For example, there’s a ton of pressure, both internally and externally for brands to develop a Pinterest presence. In fact one of the first questions I personally received while speaking at a Cincinnati Social Media Club meeting was specifically about when not if my employer will provision a pinboard.
This is completely backwards. We, as social media strategists, shouldn’t be expected to jump in the proverbial social media pool head first without knowing how deep the water is. By rushing into the “next big thing” you run the risk of incurring more damage than actually being methodical. And speaking of methods, here’s a quick one to keep in your back pocket while facing internal pressure to evaluate new channels:
- Observe – What is the purpose of the channel?
- Define – What value do you bring to the community?
- Develop – How do you plan on engaging?
- Learn – What are the metrics you will apply to help define success?
- Optimize – How will you use your metrics to create deeper levels of engagement through insights?
New channels aren’t going away. Quite the opposite, in this era of new entrepreneurialism, we will continue to see burgeoning social networks placed squarely between the eyes of the hip and trend setting. Yesterday’s Google Plus is today’s Pinterest. Today’s Pinterest may be tomorrow’s Diaspora. And so forth…
What’s lost on our shift from one social channel to the next is how this impacts our user base. I found a great quote I wanted to share with you; a passage from a post I read on Horse Says Internet. Nothing I’ve read so succinctly defines the point of inflection (and point of view) we as social agents, consumers of content and producers of engagement face every minute, of every hour of every day.
The idea of being able to seamlessly manage different identities on different parts of the Web is a holy grail that remains practically elusive.

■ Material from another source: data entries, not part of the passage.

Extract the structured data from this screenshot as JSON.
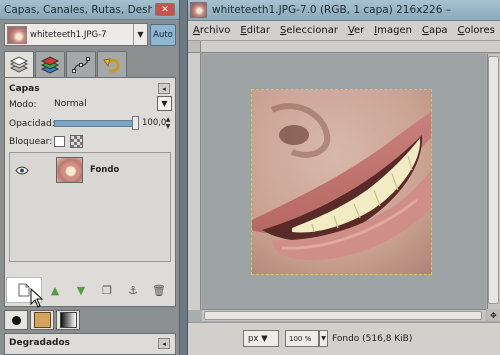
{
  "dock": {
    "title": "Capas, Canales, Rutas, Deshacer ...",
    "image_name": "whiteteeth1.JPG-7",
    "auto_label": "Auto",
    "tabs": [
      "layers-icon",
      "channels-icon",
      "paths-icon",
      "undo-icon"
    ],
    "panel": {
      "heading": "Capas",
      "mode_label": "Modo:",
      "mode_value": "Normal",
      "opacity_label": "Opacidad:",
      "opacity_value": "100,0",
      "opacity_percent": 100,
      "lock_label": "Bloquear:",
      "layers": [
        {
          "name": "Fondo",
          "visible": true
        }
      ]
    },
    "gradients_label": "Degradados"
  },
  "imagewin": {
    "title": "whiteteeth1.JPG-7.0 (RGB, 1 capa) 216x226 –",
    "menu": [
      "Archivo",
      "Editar",
      "Seleccionar",
      "Ver",
      "Imagen",
      "Capa",
      "Colores"
    ],
    "status": {
      "unit": "px",
      "zoom": "100 %",
      "info": "Fondo (516,8 KiB)"
    }
  },
  "colors": {
    "titlebar": "#8aa7b8",
    "selection": "#d8c54c",
    "auto_button": "#8fb6d2"
  }
}
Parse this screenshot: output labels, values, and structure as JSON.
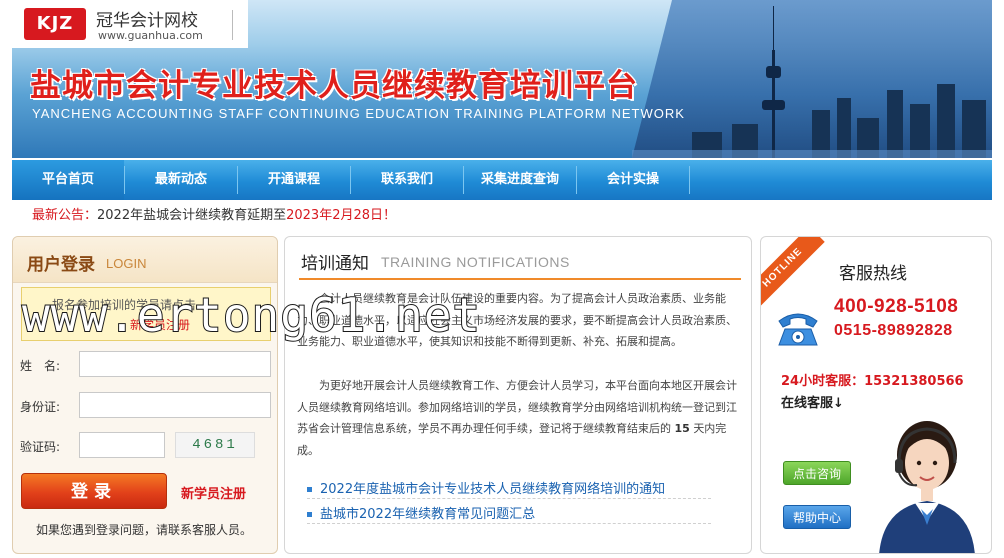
{
  "brand": {
    "badge": "KJZ",
    "name": "冠华会计网校",
    "url": "www.guanhua.com"
  },
  "banner": {
    "title": "盐城市会计专业技术人员继续教育培训平台",
    "subtitle": "YANCHENG ACCOUNTING STAFF CONTINUING EDUCATION TRAINING PLATFORM NETWORK"
  },
  "nav": {
    "items": [
      {
        "label": "平台首页"
      },
      {
        "label": "最新动态"
      },
      {
        "label": "开通课程"
      },
      {
        "label": "联系我们"
      },
      {
        "label": "采集进度查询"
      },
      {
        "label": "会计实操"
      }
    ]
  },
  "notice": {
    "label": "最新公告：",
    "text": "2022年盐城会计继续教育延期至",
    "date": "2023年2月28日！"
  },
  "login": {
    "title": "用户登录",
    "subtitle": "LOGIN",
    "tip_line1": "报名参加培训的学员请点击",
    "tip_line2": "新学员注册",
    "name_label": "姓　名:",
    "id_label": "身份证:",
    "code_label": "验证码:",
    "captcha": "4681",
    "login_button": "登录",
    "register_link": "新学员注册",
    "help_text": "如果您遇到登录问题，请联系客服人员。"
  },
  "training": {
    "title": "培训通知",
    "subtitle": "TRAINING NOTIFICATIONS",
    "paragraph1": "会计人员继续教育是会计队伍建设的重要内容。为了提高会计人员政治素质、业务能力、职业道德水平，以适应社会主义市场经济发展的要求，要不断提高会计人员政治素质、业务能力、职业道德水平，使其知识和技能不断得到更新、补充、拓展和提高。",
    "paragraph2_a": "为更好地开展会计人员继续教育工作、方便会计人员学习，本平台面向本地区开展会计人员继续教育网络培训。参加网络培训的学员，继续教育学分由网络培训机构统一登记到江苏省会计管理信息系统，学员不再办理任何手续，登记将于继续教育结束后的",
    "paragraph2_days": "15",
    "paragraph2_b": "天内完成。",
    "links": [
      "2022年度盐城市会计专业技术人员继续教育网络培训的通知",
      "盐城市2022年继续教育常见问题汇总"
    ]
  },
  "service": {
    "ribbon": "HOTLINE",
    "title": "客服热线",
    "phone_primary": "400-928-5108",
    "phone_secondary": "0515-89892828",
    "hotline_24h": "24小时客服：15321380566",
    "online_label": "在线客服↓",
    "consult_button": "点击咨询",
    "help_button": "帮助中心"
  },
  "watermark": "www.ertong61.net",
  "icons": [
    "phone-icon",
    "customer-service-agent-icon",
    "skyline-illustration"
  ],
  "colors": {
    "brand_red": "#d7191f",
    "nav_blue": "#1f8bd6",
    "accent_orange": "#f08a2a",
    "login_orange": "#e2411a"
  }
}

We think that because we can do this in real life, be a different person at work, at a bar, in our photography club, with our family, etc., we should be able to do this online. But in real life we shift identities intrinsically, with very little conscious curation, as many pieces of psychology research have shown…Online, where identities are much more publicly visible and personal branding much more explicit, there is a certain “natural monopoly” that the incumbent social networks have established (Facebook for personal, LinkedIn for professional, etc), and this will make it hard for new entrants to displace them.

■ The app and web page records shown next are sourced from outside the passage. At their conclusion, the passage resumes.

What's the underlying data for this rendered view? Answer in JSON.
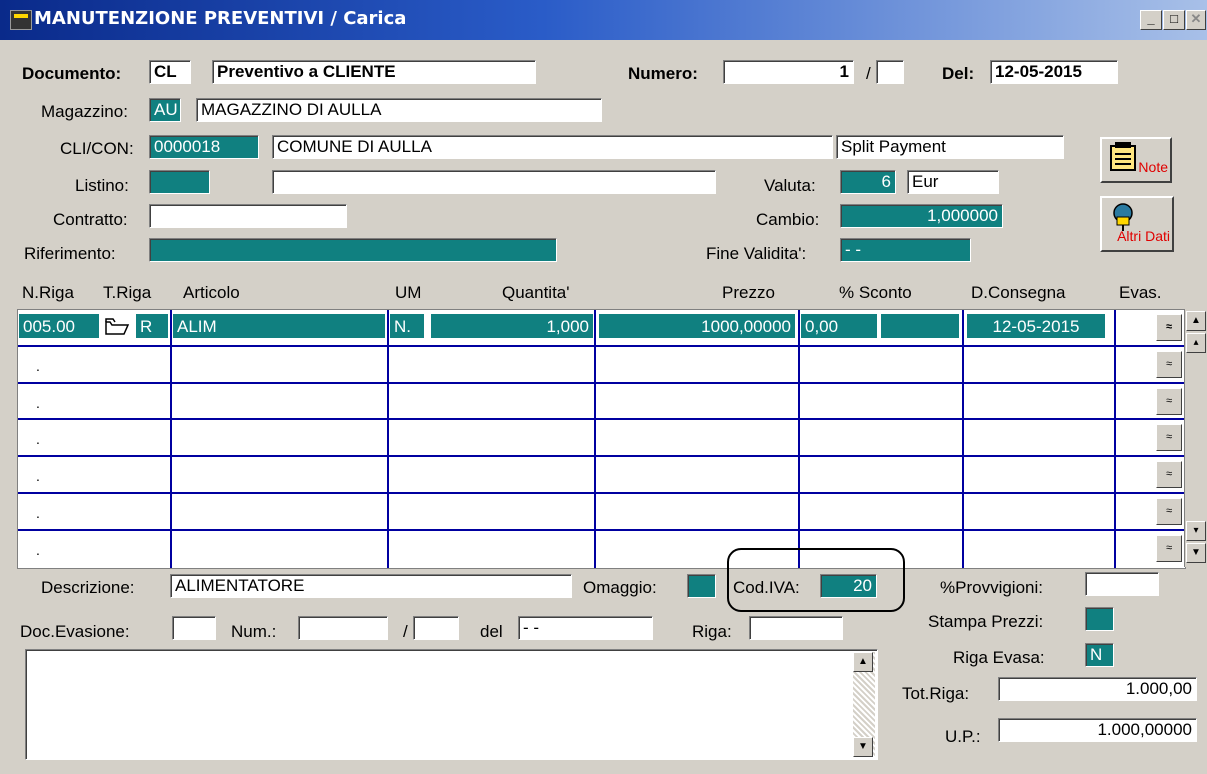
{
  "window": {
    "title": "MANUTENZIONE PREVENTIVI / Carica",
    "minimize": "_",
    "maximize": "□",
    "close": "✕"
  },
  "header": {
    "documento_label": "Documento:",
    "documento_code": "CL",
    "documento_desc": "Preventivo a CLIENTE",
    "numero_label": "Numero:",
    "numero_value": "1",
    "numero_sep": "/",
    "numero_suffix": "",
    "del_label": "Del:",
    "del_value": "12-05-2015",
    "magazzino_label": "Magazzino:",
    "magazzino_code": "AU",
    "magazzino_desc": "MAGAZZINO DI AULLA",
    "clicon_label": "CLI/CON:",
    "clicon_code": "0000018",
    "clicon_desc": "COMUNE DI AULLA",
    "split_payment": "Split Payment",
    "listino_label": "Listino:",
    "listino_code": "",
    "listino_desc": "",
    "valuta_label": "Valuta:",
    "valuta_code": "6",
    "valuta_desc": "Eur",
    "contratto_label": "Contratto:",
    "contratto_value": "",
    "cambio_label": "Cambio:",
    "cambio_value": "1,000000",
    "riferimento_label": "Riferimento:",
    "riferimento_value": "",
    "fine_validita_label": "Fine Validita':",
    "fine_validita_value": "- -"
  },
  "buttons": {
    "note_label": "Note",
    "note_icon": "notepad-icon",
    "altri_dati_label": "Altri Dati",
    "altri_dati_icon": "pushpin-icon"
  },
  "grid": {
    "columns": [
      "N.Riga",
      "T.Riga",
      "Articolo",
      "UM",
      "Quantita'",
      "Prezzo",
      "% Sconto",
      "D.Consegna",
      "Evas."
    ],
    "rows": [
      {
        "nriga": "005.00",
        "triga": "R",
        "articolo": "ALIM",
        "um": "N.",
        "quantita": "1,000",
        "prezzo": "1000,00000",
        "sconto": "0,00",
        "consegna": "12-05-2015",
        "evas_icon": "evasion-icon"
      },
      {
        "nriga": "."
      },
      {
        "nriga": "."
      },
      {
        "nriga": "."
      },
      {
        "nriga": "."
      },
      {
        "nriga": "."
      },
      {
        "nriga": "."
      }
    ],
    "evas_btn_text": "≈"
  },
  "footer": {
    "descrizione_label": "Descrizione:",
    "descrizione_value": "ALIMENTATORE",
    "omaggio_label": "Omaggio:",
    "omaggio_value": "",
    "codiva_label": "Cod.IVA:",
    "codiva_value": "20",
    "provvigioni_label": "%Provvigioni:",
    "provvigioni_value": "",
    "doc_evasione_label": "Doc.Evasione:",
    "doc_evasione_value": "",
    "num_label": "Num.:",
    "num_value": "",
    "num_sep": "/",
    "num_suffix": "",
    "del_label": "del",
    "del_value": "- -",
    "riga_label": "Riga:",
    "riga_value": "",
    "stampa_prezzi_label": "Stampa Prezzi:",
    "stampa_prezzi_value": "",
    "riga_evasa_label": "Riga Evasa:",
    "riga_evasa_value": "N",
    "tot_riga_label": "Tot.Riga:",
    "tot_riga_value": "1.000,00",
    "up_label": "U.P.:",
    "up_value": "1.000,00000",
    "memo_text": ""
  },
  "colors": {
    "teal": "#108080",
    "grid_lines": "#0000a0",
    "window_bg": "#d4d0c8"
  }
}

Keep calm my friends, and carry on.
Let’s face it, Yahoo Answers has cornered the market on crowdsource based responses to community inquiries. However, there is a distinct possibility that changed today, as Facebook announced the beta rollout of its newest product, Facebook Questions. Facebook Questions works similarly to Yahoo Answers, but with more functionality, including multi-faceted search queries, real time updates to newest questions asked, and the ability to subscribe to a question and subsequently its answers.
I believe this is a game changer for Facebook. Whereas there has always been ethical issues surrounding Facebook’s policy to publish wall posts if not deemed “private”, Facebook Questions is positioned in such a way that it knocks the walled garden of privacy down without being invasive. This in turn leads to indexable content on search engines.

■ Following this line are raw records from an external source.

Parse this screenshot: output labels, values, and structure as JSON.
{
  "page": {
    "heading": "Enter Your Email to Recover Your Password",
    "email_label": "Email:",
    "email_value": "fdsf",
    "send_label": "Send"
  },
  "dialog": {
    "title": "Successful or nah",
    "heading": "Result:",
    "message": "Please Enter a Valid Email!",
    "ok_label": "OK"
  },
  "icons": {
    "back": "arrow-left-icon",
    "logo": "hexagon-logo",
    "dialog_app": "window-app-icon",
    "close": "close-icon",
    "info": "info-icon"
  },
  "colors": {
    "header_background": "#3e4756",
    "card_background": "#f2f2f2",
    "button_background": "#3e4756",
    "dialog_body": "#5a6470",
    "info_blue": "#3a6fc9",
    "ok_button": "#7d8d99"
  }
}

With 500 million potential question and answer producers, marketers should find intrinsic value in the possibility of contextual brand, category and competitive statements surrounding their products and companies. It will be interesting to see how Facebook rolls out integrated marketing with Brands regarding the Questions product because the possibilities could be endless. For edification purposes, I’ve embedded a few screenshots that I took this evening.